Process

The hydrocarbon vapour recovery system is based on the well-known process of adsorption on activated carbon. The saturated carbon is regenerated by means of vacuum. The hydrocarbons desorbed from the carbon are re-absorbed in one of the products present on the storage terminal.

Whilst a tank truck is filled with a product or more products simultaneously, the mixture of air and hydrocarbon vapours is forced out of the compartments and is led through a common pipe to a 4” API vapour coupler.

The hydrocarbon/air mixture usually flows downwards through the carbon beds. The hydrocarbons are rapidly adsorbed in the pores of the activated carbon in the bottom of the bed. The air, stripped from hydrocarbons, leaves the bed through a chimney to atmosphere.

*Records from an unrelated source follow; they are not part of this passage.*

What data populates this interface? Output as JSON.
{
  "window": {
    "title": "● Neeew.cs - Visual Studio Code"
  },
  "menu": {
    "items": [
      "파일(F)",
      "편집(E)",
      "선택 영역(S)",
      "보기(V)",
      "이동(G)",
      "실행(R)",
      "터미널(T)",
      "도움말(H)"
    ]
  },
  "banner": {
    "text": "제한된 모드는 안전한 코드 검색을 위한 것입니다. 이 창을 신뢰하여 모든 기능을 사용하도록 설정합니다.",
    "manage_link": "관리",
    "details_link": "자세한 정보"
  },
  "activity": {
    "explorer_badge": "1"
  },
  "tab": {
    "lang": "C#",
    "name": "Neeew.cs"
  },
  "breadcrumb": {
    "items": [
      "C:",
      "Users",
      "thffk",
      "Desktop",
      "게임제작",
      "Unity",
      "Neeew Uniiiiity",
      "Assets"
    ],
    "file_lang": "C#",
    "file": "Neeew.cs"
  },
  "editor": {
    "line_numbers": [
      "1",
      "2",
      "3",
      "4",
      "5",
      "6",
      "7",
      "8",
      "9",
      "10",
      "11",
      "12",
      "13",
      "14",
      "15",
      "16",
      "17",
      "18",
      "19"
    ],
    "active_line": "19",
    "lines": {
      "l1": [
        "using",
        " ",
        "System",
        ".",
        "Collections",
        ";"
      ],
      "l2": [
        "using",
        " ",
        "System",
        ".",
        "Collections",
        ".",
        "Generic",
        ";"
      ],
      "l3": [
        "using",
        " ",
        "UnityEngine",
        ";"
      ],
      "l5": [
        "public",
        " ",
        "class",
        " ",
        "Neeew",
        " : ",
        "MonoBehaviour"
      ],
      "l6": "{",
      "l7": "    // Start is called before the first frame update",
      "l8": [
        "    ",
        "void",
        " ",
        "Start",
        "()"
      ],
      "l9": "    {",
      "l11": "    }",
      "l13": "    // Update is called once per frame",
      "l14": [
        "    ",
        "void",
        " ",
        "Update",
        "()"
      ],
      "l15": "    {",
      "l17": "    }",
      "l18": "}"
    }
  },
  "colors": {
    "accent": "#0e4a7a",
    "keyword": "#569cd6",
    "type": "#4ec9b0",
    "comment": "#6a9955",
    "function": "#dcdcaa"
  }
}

The regeneration of the activated carbon is done by pulling vacuum by means of dry screw vacuum pumps. The engineers of CarboVac have developed this technology specially to overcome the problems of corrosion and abrasion related to the use of glycol based seal liquid in liquid ring vacuum pumps.

The highly concentrated hydrocarbons coming from the vacuum system are brought in direct contact with the absorbent in counter flow on a packed bed of Raschig Super Rings. The rest air, saturated with new hydrocarbons from the absorbent, leaves the column from the top and is led back to the inlet of the VRU.

Design Requirements

The Carbovac VRU is usually designed for a maximum daily loading profile, in order to assure compliance with the emission laws under all circumstances. The loading profile forms the basis for the selection of the most efficient combination of activated carbon volume and capacity of the vacuum system. The daily loading profile is characterized by following periodical loading volumes. Each of these values determines a specific part of the VRU:

• Instantaneous Flow Rate (mainly for pressure drop)

• Volume loaded per Cycle (mainly for the amount of carbon required)

• Volume loaded in a period of 4 hours (mainly for the capacity of the vacuum system)

• Volume loaded per day ( to adjust the optimum combination of vacuum capacity and carbon volume)

• Hydrocarbon concentration (mainly for the capacity of the vacuum system)

• Vapour holder effect (The CarboVac VRU does not need a gasholder to balance out the variations in flow rate and concentration. In fact the activated carbon itself is a far more effective buffer for hydrocarbons than a mechanical vapour holder)

Material Used

Quality and reliability are the prevailing factors for the choice of materials and equipment used in a CarboVac VRU and insures the satisfaction of end user with his equipment on the long term. On top of that, equipment, spare parts and services must be quickly and universally available. CarboVac wants to be an anticipating and reactive VRU supplier. To support these goals we form partnerships with our principal sub-suppliers.

Safety Systems

CarboVac supplies an ATEX Explosion Protection Document with the VRU, as per the European Directive 94/9EU. The basic safety feature of the unit is its entire explosion proof design. The unit resists the pressure of an eventual internal explosion.

Compare VRU…

  • Cheap but lower quality and life expectancy.
  • The initial investment is low, but the operational cost and maintenance cost are high.
  • The energy consumption is nearly twice that of the Dry screw pump.
  • The liquid ring in contact with the vapours causes corrosion and abrasion, and decrease of efficiency.
  • The decreased efficiency of the pumps provokes a sustained insufficient regeneration of the activated carbon and thus reduction of the carbon life time.
  • The degradation of the pumps presents also explosion safety risks.
  • Requirement of lubrication of the metal to metal contact between the vanes and the pump casing.
  • Because part of the regenerated hydrocarbons condenses inside the vacuum pump, the oil film will be damaged and the wear of the pump will largely increase.
  • The increased friction will increase the energy consumption, create heat and increase the risk of explosion.
  • The pumps need to be pre-heated before starting regeneration.
  • Not suitable for the vacuum level required in VRU’s.
  • Due to the very low efficiency of the thermodynamic process the energy consumption is very high.
  • The use of rotary lobe blowers in combination with liquid ring pumps is not recommended.
  • High energy consumption, high maintenance costs and on top of that a very high noise level.
  • The energy consumption is around 50% of the systems using liquid ring vacuum pumps.
  • The use of frequency drives (VFD) improves the energy consumption at vapour loads less than the design loads.
  • The maintenance costs of the CarboVac system are significantly lower.
  • The CarboVac technology is the simplest process available on the market. Simplicity guarantees high availability of the system.
  • No glycol heat exchanger, no glycol circulation and no separator the result is less space requirement.
  • No corrosion and abrasion.
  • The Dry VRU technology consists of only one stage, suitable for any emission level.
  • The Dry Vacuum system is suitable for all types of volatile hydrocarbon components (alcohols, aromatics, etc.)